Of course, we understand from the pilot that Vanessa and Axel’s primary focus will be to evade the Feeders, but now that we know it’s one of the enclave that’s tracked her down and with his superhuman strength overpowered her, the stakes grow exponentially. That he gnaws at her in several places eventually killing her while her daughter sobs over the body as she bleeds out only intensifies the desire to see what comes next.

So when the scene jumps to the morgue and Vanessa’s dead body in a bag, the audience recognizes she’s only mostly dead.  The medical examiner discovers a lot of blood but no wounds. The unusual nature of Vanessa’s corpse prompts the ME to call her sister who it turns out is connected to the Pentagon and clearly knows something’s going on. When she describes Vanessa’s blood as acting “as if it’s still alive,” the revelation goes far beyond the reality that she’s not actually dead. Are there others out there like Vanessa, and how much does the government really know?

Ad – content continues below

The female major who’s come to retrieve Vanessa’s body seems to know something, though as the situation unfolds, has obviously been kept in the dark about the larger state of affairs. But she does use the term zombie implying that at this point no one really knows what’s actually going on. Suddenly, explosions rock the city leading us to question whether these are more eruptions from Yellowstone or perhaps Mt. St. Helens? The sky darkens and wind picks up as soldiers attack each other. The situation deteriorates quickly, and Feeders enter the room and start feasting. It’s here that the major orders Axel (Jonathan Scarfe) to watch “sleeping beauty,” not let anyone enter, and the doctor to stay put as well.

Fast forward three years later to 2019, and Vanessa lies comatose on the table in the room we see her in as the pilot begins. Doc (Rukiya Bernard) is still normal, and four soldiers, including Axel remain.

As if the existence of the enclave isn’t enough, the leaders have a doctor conducting experiments on pregnant women, and it’s here that he sets up the coming campaign. “Her existence could be the end of us,” he claims, but his partner counters that Vanessa could be “our future.” The doctor has the blood dealer vampire who returned to human form after biting Vanessa, but he has been horribly mutilated yet remains alive. Can we conclude that biting Vanessa not only returns the vampire to the human state, but gives him/her immortality? By all accounts this man should be dead.
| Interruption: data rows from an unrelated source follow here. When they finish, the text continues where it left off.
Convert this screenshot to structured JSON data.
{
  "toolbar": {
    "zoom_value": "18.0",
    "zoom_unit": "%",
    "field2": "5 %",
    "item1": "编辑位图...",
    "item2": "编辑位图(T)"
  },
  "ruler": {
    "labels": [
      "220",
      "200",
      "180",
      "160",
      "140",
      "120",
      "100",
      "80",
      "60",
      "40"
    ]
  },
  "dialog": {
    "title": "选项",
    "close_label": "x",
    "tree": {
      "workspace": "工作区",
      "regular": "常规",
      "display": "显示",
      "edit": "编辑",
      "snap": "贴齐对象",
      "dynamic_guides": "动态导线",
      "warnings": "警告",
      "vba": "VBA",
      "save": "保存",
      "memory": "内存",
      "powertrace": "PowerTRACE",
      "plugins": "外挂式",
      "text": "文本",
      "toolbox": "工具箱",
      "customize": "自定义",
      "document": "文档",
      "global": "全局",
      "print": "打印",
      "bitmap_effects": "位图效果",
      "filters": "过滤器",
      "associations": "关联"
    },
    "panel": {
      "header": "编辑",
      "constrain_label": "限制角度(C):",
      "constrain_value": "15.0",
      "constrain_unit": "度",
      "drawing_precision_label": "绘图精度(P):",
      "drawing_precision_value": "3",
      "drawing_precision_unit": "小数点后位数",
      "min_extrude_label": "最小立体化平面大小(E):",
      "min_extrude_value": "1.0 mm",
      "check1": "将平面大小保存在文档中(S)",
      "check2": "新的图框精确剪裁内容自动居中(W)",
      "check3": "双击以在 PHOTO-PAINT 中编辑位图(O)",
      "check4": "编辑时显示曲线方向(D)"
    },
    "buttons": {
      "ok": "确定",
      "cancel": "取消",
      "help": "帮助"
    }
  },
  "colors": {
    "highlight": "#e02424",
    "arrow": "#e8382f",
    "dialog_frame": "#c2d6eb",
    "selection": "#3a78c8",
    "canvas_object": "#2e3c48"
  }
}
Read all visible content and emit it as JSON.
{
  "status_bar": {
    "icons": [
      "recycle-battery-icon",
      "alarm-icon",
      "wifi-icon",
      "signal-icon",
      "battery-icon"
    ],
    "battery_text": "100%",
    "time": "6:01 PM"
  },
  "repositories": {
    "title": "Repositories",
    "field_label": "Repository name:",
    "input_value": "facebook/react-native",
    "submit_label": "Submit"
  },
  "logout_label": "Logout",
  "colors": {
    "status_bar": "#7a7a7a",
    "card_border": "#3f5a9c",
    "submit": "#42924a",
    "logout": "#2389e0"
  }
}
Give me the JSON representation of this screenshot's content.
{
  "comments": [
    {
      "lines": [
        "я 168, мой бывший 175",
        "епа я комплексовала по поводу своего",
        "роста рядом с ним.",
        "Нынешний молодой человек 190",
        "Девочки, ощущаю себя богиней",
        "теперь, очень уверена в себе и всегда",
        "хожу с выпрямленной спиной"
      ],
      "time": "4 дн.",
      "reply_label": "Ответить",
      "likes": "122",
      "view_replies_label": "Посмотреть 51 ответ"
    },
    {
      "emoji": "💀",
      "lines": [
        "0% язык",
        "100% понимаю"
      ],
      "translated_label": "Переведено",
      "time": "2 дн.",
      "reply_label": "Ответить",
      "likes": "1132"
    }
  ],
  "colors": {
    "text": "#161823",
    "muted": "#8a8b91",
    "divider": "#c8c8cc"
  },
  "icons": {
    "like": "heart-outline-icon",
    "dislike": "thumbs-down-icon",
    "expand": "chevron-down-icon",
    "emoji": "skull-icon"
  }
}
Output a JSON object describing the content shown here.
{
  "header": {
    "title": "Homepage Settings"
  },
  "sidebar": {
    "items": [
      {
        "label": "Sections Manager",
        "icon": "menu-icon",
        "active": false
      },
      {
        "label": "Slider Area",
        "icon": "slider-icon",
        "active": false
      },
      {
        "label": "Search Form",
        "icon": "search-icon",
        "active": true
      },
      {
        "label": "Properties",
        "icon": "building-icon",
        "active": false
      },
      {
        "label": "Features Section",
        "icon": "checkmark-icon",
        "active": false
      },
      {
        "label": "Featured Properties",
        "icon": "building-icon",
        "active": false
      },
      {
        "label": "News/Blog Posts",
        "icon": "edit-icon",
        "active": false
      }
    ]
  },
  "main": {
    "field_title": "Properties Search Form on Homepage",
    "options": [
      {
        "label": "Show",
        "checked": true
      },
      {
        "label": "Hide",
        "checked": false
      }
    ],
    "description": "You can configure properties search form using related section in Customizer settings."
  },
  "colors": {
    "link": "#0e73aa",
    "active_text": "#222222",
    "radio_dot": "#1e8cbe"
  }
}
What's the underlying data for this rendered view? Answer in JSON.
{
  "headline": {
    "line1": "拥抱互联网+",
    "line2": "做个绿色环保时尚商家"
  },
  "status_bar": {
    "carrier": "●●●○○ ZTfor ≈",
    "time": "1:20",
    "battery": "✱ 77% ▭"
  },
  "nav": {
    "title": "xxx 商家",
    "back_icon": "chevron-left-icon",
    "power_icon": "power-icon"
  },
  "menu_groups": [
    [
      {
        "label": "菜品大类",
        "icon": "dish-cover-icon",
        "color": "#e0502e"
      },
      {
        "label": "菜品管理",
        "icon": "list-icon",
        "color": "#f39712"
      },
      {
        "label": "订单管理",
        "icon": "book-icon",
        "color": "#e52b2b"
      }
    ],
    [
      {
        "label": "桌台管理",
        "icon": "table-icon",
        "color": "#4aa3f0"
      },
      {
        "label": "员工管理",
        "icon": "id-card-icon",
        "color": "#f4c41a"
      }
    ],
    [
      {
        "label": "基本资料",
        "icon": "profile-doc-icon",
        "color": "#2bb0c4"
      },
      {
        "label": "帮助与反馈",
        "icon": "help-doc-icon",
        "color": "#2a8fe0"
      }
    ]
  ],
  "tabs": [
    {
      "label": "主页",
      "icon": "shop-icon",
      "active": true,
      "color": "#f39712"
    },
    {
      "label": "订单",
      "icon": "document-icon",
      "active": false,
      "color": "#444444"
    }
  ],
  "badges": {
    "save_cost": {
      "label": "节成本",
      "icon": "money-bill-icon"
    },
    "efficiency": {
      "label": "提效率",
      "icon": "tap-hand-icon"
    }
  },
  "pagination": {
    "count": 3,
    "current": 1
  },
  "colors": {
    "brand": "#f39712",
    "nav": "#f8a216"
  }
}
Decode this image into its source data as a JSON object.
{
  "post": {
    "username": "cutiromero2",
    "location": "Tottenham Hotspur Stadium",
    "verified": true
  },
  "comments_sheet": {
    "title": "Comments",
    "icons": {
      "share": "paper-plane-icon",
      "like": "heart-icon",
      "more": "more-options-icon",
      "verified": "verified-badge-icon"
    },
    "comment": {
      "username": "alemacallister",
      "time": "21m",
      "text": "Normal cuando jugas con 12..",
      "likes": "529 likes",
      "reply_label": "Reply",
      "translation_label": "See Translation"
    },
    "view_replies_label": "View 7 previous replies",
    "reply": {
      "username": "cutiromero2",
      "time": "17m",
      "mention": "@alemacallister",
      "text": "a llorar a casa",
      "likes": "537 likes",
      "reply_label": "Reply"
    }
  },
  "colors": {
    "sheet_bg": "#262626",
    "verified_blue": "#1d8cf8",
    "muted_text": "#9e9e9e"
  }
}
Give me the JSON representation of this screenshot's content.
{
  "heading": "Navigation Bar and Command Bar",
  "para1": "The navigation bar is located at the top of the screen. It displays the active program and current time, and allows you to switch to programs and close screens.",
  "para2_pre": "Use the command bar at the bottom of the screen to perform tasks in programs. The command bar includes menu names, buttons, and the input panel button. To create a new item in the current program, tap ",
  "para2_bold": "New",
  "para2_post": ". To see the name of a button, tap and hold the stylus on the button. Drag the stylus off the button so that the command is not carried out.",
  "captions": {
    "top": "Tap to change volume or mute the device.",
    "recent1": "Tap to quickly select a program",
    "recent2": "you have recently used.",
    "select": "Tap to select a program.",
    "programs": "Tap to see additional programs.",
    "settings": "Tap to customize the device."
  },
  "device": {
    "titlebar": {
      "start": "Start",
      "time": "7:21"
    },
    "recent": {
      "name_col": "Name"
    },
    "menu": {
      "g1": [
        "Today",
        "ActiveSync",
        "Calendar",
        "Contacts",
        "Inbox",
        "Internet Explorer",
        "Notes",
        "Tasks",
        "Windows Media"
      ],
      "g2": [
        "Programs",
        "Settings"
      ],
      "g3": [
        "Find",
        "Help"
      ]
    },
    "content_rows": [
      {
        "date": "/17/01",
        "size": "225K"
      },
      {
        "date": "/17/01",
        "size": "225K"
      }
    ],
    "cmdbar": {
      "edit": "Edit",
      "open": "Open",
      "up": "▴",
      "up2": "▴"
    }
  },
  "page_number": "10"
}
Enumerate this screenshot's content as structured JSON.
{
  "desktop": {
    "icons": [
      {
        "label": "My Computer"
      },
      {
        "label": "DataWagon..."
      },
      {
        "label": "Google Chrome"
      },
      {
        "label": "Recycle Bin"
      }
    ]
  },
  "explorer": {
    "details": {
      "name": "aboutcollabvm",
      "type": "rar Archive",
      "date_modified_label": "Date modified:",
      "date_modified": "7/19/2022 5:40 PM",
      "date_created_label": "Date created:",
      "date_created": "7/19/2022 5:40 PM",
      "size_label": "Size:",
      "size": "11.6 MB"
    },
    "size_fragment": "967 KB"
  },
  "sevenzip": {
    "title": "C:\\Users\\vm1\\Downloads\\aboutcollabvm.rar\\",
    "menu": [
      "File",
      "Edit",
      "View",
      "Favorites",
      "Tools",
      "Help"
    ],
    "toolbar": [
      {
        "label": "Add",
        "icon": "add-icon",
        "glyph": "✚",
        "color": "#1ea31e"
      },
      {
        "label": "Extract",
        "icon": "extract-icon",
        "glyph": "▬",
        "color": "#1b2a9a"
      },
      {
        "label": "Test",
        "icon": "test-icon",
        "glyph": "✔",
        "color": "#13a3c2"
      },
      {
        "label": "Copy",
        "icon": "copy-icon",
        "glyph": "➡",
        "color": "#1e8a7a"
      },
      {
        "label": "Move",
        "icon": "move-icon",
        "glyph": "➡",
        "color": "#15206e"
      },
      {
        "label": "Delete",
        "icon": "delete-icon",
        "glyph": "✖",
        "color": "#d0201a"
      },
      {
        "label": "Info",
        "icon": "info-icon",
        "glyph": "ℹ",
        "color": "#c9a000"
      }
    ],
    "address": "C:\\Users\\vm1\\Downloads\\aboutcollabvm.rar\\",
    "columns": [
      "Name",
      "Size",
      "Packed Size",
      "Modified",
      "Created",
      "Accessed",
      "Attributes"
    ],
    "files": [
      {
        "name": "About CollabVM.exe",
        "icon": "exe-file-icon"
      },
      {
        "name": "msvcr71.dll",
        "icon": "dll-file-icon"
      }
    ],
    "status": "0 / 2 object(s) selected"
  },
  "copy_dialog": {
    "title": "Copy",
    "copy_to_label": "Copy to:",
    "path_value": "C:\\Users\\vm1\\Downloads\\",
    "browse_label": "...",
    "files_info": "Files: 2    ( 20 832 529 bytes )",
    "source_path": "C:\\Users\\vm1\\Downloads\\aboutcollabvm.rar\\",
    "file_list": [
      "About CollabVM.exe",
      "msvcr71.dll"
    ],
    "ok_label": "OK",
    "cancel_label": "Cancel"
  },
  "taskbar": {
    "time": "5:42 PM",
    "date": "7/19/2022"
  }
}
However, even more frightening is the revelation that the enclave is conducting experiments that make Josef Mengele seem like a country doctor, but to what end? Is this perhaps some kind of breeding program? The vampires know of Vanessa’s power and have begun pursuing her though not necessarily to kill her. It seems likely that at some point Vanessa will be captured by this group.

It’s hard to believe this scenario didn’t unfold much earlier, but going stir crazy, three of the four soldiers leave the hospital to return to their base 40 miles away in search of supplies and orders to hopefully relieve them of this mission. Now it’s just Doc, Vanessa, and Axel.  Axel’s commitment to the task he’d been assigned comes out in the pilot, but his devotion to the doctor once she gets bitten reveals the depth of his character and bodes well for Vanessa as they move forward in the city and in their relationship.

As all good genre shows do, Van Helsing’s second episode “Seen You” raises far more questions than it answers. Has the volcanic eruption done anything more than physically release the vampires who were apparently underground? Is there actually a virus? Does Vanessa’s daughter Dylan possess any abilities or powers inherited from her mother?

Ad – content continues below

Series’ pilots bring with them a certain set of problems that critics often latch onto without looking beyond the possibilities, so it should come as no surprise that Simon Barry and his team have quickly laid out a narrative that anticipates and eliminates those pesky concerns before they have a chance to multiply. The pilot presents Vanessa as a reluctant savior who’s sole mission is to save her missing daughter rather than mankind, but now that we’ve witnessed the story’s origins, what’s over the horizon looms large and rife with intrigue.


4 out of 5